It’s not the only transcription service out there – there are numerous ones, competing for supremacy – but it’s the most straightforward, it’s multilingual, and it’s free. It’s also fast, seemingly drawing on already-existing auto-captions where available, before kicking in with other tools where necessary. I pasted in a short news clip about the German teacher shortage – I had a transcript almost immediately.
Most of the best prompt strategies involve telling AI who you want it to be. Delphi.ai has taken that a step further, by digitally cloning experts in their field – their words and big takes, at least – and making them available to the public. Think ‘coach in a box’.
While the site is set up for those wishing to clone knowledge-imparting versions of themselves (language coach, anyone?), you can browse and chat with many of their demo models. The philosopher collection is particularly enlightening.
AI’s whole bag is text generation. Now, the big tech talk a bit game about these platforms also being digital assistants, but they’re basically content whizzes, and can still be lacking in other task performance areas. Searching seems to be one of these blind spots, which you’ll have realised quickly when faced with Bing’s sometimes laughably off-topic search results.
Perplexity.ai aims to change all that. The developers have taken an LLM, and purpose-designed it for finding sources and answering questions. Consequently, it’s much more useful for learners, educators, researchers, and anyone who doesn’t want their AI to completely miss the point. It’s the future of search.
AI-generated music has been sneaking up on us all very quietly. It was text generation that was making all the bolshy fuss, up to now. Music was still very much experimental, and out of the question unless you were running models on a powerful testing machine.

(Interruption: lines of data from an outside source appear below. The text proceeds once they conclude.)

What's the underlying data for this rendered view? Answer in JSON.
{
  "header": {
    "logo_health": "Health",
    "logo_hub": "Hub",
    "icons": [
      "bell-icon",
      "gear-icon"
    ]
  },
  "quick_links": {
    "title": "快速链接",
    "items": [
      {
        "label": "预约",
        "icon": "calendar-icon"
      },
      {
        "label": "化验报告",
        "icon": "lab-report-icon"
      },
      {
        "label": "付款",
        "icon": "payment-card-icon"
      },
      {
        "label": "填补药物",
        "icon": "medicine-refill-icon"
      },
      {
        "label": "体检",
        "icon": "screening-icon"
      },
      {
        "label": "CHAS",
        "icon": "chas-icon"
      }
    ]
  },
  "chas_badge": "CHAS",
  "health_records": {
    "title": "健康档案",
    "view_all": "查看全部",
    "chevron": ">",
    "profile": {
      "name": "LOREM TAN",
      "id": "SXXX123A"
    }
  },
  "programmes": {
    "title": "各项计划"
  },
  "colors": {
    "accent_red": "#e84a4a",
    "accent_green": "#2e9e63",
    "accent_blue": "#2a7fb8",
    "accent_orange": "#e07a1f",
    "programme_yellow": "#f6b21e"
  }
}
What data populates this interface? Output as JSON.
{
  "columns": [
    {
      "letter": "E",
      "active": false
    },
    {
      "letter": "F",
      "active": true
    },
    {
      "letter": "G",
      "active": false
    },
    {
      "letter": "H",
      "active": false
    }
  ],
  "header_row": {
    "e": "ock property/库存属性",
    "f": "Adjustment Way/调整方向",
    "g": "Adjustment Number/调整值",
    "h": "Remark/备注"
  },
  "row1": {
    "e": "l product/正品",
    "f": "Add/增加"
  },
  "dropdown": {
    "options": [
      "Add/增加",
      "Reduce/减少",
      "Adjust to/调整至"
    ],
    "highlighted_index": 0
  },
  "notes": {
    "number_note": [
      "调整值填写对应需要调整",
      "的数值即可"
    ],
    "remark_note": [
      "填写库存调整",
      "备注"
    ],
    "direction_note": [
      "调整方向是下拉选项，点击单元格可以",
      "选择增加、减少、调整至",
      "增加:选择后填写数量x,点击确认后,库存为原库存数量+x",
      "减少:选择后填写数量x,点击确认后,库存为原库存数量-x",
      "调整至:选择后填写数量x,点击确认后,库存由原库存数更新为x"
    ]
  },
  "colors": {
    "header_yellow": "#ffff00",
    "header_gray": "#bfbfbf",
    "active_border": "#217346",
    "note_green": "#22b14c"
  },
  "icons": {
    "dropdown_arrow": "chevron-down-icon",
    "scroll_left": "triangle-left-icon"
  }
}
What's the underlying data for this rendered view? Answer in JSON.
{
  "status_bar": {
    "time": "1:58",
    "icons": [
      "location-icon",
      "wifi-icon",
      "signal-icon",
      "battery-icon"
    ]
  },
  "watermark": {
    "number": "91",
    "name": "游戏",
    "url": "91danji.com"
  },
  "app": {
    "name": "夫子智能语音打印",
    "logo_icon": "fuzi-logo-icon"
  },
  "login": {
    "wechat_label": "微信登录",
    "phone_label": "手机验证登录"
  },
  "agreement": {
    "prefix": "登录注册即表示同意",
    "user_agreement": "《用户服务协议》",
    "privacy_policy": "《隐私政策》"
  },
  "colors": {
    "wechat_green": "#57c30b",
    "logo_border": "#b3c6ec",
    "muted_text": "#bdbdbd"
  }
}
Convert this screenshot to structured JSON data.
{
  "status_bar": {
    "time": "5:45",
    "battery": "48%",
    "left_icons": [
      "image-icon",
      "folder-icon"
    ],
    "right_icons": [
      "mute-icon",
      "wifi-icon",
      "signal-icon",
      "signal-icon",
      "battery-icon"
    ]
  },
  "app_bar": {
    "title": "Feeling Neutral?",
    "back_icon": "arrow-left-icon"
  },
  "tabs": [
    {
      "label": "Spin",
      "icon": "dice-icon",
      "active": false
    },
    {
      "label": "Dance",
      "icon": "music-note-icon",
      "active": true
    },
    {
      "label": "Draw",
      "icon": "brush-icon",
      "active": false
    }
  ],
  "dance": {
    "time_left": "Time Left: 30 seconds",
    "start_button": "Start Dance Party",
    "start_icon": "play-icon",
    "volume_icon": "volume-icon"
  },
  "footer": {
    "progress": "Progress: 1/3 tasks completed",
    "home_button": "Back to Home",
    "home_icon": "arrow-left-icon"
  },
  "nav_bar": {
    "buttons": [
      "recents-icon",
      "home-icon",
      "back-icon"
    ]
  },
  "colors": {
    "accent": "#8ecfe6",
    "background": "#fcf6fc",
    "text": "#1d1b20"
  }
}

But suddenly, we have services that can create whole songs – including lyrics – from a simple prompt. Suno.ai not only gives you that for free – you have ten tracks a day for nothing – but it’s fast, and uncannily good for an early release. And, although they don’t shout from the rooftops about it, it’s also a polyglot!
These aren’t just great, handy, fun sites to use. They also show how broad the brush of AI is, and will be, in the future. They offer a taste of how embedded the tech will become in all sorts of areas of our lives in the coming years.
Are there any emerging AI services you’re a fan of? Let us know if the comments!